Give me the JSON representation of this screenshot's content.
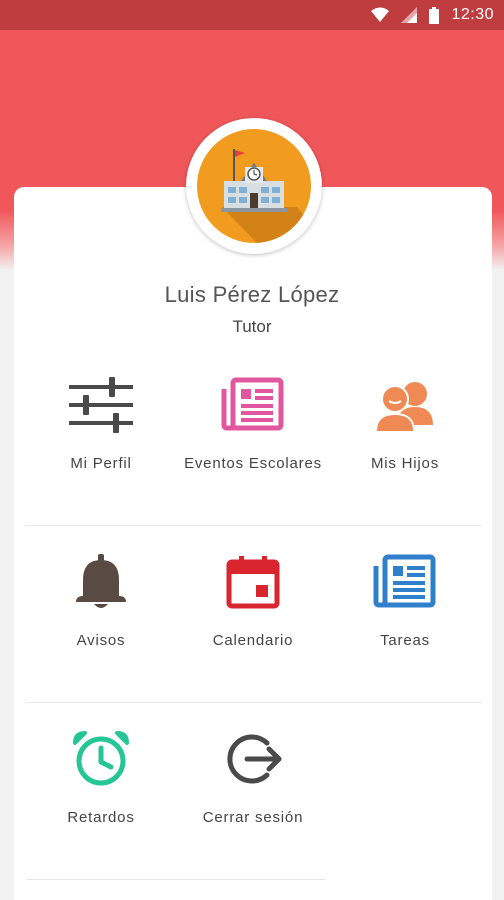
{
  "status_bar": {
    "time": "12:30",
    "icons": [
      "wifi-icon",
      "signal-icon",
      "battery-icon"
    ]
  },
  "colors": {
    "header": "#f0575a",
    "status_bar": "#bf3c3f",
    "perfil": "#4a4a4a",
    "eventos": "#e2559f",
    "hijos": "#f08a55",
    "avisos": "#5a4a44",
    "calendario": "#d9262e",
    "tareas": "#2f7fcb",
    "retardos": "#26c595",
    "cerrar": "#4a4a4a"
  },
  "profile": {
    "avatar_icon": "school-icon",
    "name": "Luis Pérez López",
    "role": "Tutor"
  },
  "menu": [
    {
      "label": "Mi Perfil",
      "icon": "sliders-icon"
    },
    {
      "label": "Eventos Escolares",
      "icon": "newspaper-icon"
    },
    {
      "label": "Mis Hijos",
      "icon": "people-icon"
    },
    {
      "label": "Avisos",
      "icon": "bell-icon"
    },
    {
      "label": "Calendario",
      "icon": "calendar-icon"
    },
    {
      "label": "Tareas",
      "icon": "tasks-icon"
    },
    {
      "label": "Retardos",
      "icon": "alarm-clock-icon"
    },
    {
      "label": "Cerrar sesión",
      "icon": "logout-icon"
    }
  ]
}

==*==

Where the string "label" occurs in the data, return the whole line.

__Final answer__:
      "label": "Mi Perfil",
      "label": "Eventos Escolares",
      "label": "Mis Hijos",
      "label": "Avisos",
      "label": "Calendario",
      "label": "Tareas",
      "label": "Retardos",
      "label": "Cerrar sesión",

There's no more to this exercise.